The well-known toy manufacturer, designer, marketer and distributor Mattel, Inc, registered on NASDAQ with the symbol MAT, www.mattel.com has been involved in a legal dispute with a small company that specializes in teaching materials for Special Needs and Autistic children, over the trademarked word ‘Say.’
A search of the US Trademark database reveals Mattel owns the trademark for the words, “See ‘n Say” [Serial Number 85078690], which is the name of one of their many toys for children.
The US Trademark database also shows that Super Duper owns the trademark for “Sort and Say” (Serial Number 78252179).
A search through Google Patents (http://www.google.com/patents) proved inconclusive as it shows numerous patents with the words See and Say as well as patents for Sort and Say. Other products using the word include: Fish & Say, Fold and Say, and See It!, Say It!
Sort and Say is a magnetic sorting game that has been used by families and professionals who have worked with Special Needs and Autistic Children for 24 years. The See ‘n Say product is an electronic pull toy used by children for the past 40 years. An advocate website, unrelated but passionate on behalf of the small business, posted Mattel’s alleged responses to a few of their queries. (http://speakupforsay.com/What-Mattel-Says.php). In that webpage, a Mattel representative reportedly states, “The case began when Super Duper Publications tried to register trademarks in the toy category. These trademarks are very similar to the famous Mattel SEE ‘N SAY and THE FARMER SAYS registered trademarks that Mattel has used for over 40 years.”

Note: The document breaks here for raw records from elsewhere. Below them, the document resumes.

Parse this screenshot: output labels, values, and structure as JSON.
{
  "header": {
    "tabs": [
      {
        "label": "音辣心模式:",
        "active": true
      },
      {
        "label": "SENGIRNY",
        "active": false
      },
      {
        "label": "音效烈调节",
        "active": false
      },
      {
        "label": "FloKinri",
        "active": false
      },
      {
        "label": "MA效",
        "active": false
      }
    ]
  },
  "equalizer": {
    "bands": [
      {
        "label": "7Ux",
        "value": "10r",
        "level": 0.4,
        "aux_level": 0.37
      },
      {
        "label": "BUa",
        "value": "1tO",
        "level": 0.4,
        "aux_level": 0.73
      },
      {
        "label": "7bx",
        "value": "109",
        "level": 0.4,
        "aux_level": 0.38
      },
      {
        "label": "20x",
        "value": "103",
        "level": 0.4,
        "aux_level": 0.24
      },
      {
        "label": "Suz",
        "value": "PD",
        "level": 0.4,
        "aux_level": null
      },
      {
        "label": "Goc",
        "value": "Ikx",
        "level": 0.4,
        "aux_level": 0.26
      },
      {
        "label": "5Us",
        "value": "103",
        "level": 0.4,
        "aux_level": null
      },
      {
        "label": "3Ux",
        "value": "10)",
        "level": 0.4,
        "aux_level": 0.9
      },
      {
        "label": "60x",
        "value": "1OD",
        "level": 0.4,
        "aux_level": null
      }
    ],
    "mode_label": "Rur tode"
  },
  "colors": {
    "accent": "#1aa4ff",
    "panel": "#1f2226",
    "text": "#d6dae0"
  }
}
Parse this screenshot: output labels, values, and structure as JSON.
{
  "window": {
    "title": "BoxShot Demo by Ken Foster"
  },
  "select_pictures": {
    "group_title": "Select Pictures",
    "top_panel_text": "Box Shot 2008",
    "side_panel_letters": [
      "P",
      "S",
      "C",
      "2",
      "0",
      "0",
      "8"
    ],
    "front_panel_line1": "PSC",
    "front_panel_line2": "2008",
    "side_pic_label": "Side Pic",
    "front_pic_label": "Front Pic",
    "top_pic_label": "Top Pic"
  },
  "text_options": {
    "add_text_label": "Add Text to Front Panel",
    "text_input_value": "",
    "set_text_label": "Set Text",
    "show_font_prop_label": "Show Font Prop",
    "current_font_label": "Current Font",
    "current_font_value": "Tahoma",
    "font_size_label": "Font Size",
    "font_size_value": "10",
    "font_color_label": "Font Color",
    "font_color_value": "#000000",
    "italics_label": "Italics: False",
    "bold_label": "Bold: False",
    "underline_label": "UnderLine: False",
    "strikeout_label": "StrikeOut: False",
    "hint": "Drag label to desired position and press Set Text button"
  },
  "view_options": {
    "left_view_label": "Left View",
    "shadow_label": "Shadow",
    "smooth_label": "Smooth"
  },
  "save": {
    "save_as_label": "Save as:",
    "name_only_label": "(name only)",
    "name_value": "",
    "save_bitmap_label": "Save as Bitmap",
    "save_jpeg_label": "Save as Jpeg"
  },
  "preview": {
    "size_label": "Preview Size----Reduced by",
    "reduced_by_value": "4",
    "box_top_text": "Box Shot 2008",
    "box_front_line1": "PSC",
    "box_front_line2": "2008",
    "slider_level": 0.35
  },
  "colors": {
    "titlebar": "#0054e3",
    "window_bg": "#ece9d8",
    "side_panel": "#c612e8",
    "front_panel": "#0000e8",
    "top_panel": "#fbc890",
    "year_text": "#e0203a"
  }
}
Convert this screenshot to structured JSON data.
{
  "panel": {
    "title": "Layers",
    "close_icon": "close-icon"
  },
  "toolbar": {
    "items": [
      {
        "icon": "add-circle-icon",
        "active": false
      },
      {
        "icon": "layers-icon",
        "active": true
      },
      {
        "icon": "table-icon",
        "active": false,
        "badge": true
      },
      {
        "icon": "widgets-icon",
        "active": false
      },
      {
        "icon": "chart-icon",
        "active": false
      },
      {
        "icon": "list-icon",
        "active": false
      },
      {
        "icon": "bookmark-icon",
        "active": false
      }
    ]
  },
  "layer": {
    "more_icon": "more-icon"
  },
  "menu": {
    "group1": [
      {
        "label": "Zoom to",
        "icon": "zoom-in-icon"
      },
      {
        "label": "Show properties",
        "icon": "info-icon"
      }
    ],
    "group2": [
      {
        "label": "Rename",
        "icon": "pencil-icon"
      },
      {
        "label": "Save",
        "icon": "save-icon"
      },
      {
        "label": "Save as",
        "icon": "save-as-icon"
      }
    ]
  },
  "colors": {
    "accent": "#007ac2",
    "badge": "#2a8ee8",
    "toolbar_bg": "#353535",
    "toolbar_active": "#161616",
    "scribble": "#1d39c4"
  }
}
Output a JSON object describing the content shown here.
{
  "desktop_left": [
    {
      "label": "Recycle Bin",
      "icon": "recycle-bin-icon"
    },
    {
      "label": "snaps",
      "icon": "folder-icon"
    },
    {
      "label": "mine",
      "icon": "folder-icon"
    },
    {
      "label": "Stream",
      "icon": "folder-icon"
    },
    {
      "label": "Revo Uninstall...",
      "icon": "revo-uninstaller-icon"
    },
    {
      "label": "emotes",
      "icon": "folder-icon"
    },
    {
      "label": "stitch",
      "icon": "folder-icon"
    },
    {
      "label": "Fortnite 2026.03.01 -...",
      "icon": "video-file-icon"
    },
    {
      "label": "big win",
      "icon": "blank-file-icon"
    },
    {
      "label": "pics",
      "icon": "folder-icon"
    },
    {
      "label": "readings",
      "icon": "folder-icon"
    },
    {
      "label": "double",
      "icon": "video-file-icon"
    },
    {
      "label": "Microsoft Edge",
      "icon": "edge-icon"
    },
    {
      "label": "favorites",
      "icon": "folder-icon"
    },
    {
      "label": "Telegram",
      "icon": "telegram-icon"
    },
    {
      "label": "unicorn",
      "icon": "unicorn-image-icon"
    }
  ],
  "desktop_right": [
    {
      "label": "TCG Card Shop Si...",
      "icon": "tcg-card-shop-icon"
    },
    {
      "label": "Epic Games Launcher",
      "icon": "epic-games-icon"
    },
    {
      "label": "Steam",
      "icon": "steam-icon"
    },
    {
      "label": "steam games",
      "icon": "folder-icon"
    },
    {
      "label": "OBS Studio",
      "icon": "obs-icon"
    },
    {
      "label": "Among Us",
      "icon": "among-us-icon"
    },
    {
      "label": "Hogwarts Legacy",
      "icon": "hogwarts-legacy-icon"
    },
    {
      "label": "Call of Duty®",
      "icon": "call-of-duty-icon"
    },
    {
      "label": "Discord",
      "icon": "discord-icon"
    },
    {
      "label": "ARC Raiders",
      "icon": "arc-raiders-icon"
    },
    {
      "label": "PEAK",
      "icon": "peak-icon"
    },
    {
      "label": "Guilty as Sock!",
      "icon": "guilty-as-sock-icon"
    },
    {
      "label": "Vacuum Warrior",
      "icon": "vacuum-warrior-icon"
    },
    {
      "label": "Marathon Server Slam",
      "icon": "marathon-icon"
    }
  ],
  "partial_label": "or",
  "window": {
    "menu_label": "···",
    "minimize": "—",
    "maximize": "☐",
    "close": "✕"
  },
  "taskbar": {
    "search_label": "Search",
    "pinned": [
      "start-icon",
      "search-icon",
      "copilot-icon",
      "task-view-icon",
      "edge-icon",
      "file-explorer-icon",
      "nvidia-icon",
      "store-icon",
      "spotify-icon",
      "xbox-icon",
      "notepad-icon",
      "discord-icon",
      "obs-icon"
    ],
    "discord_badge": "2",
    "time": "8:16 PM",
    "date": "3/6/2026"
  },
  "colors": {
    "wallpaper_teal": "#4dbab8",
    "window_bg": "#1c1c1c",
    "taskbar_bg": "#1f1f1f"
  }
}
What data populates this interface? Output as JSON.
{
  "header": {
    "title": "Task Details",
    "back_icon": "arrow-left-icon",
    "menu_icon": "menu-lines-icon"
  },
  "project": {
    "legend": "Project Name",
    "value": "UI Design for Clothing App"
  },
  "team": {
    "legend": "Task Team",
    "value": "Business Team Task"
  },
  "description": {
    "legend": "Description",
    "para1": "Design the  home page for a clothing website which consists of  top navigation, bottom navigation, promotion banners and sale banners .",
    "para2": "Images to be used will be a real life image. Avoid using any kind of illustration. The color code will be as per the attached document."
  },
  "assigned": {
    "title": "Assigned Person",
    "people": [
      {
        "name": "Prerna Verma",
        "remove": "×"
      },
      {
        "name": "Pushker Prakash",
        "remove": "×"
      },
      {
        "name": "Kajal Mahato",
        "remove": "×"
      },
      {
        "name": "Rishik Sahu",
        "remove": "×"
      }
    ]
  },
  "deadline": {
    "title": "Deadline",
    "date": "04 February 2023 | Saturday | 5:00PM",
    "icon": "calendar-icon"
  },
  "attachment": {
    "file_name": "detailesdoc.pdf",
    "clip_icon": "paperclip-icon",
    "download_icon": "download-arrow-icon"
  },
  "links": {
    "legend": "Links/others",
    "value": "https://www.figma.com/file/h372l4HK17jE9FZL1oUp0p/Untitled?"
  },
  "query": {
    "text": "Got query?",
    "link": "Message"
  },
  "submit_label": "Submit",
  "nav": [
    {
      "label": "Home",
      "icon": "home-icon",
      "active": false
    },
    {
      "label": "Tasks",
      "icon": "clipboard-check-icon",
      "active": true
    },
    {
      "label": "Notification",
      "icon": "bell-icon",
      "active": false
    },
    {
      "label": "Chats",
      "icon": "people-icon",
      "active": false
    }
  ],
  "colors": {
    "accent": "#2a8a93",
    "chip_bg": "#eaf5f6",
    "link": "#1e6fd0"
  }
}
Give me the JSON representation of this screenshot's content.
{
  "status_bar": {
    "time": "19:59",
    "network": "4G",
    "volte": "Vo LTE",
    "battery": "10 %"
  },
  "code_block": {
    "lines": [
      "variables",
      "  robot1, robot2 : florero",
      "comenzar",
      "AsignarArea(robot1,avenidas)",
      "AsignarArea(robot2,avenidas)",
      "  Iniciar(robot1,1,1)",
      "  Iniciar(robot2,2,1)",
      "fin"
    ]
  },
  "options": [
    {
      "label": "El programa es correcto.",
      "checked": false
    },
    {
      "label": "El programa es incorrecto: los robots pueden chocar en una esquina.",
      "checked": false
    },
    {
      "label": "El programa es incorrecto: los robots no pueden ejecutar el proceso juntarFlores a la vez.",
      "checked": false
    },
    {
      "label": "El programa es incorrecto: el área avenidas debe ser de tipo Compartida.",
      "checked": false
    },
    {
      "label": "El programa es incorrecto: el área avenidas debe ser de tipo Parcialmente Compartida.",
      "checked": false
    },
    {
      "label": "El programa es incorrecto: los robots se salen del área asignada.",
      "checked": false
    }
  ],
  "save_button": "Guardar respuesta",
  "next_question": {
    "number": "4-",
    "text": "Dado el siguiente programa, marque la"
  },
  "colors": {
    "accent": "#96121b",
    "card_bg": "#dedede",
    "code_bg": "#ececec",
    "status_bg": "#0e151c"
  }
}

Super Duper Publications is known by many families and organizations that work with Special Needs and Autistic children, and is a mom and pop company with deep local roots in Greenville, South Carolina. Coincidentally, one of Mattel’s lawyers on this case, Frank S. Holleman III, of the Wyche Law Firm, is running for State Superintendent of Education and of Public Education in the State of South Carolina.
Mattel reportedly net $528.7M in the last fiscal year (http://www.answers.com/topic/mattel-inc). Breaking reports say the small business has allegedly been ordered to pay Mattel $1 million, plus interest, $2.6 million in attorney’s fees, plus interest, and had to pledge $4 million of its assets (including personal assets of the owners) in order to get the appeal bond in this case.
Mattel’s website states, “Mattel is recognized among the “100 Best Corporate Citizens,” as one of the “World’s Most Ethical Companies” and as one of FORTUNE Magazine’s “100 Best Companies to Work For.”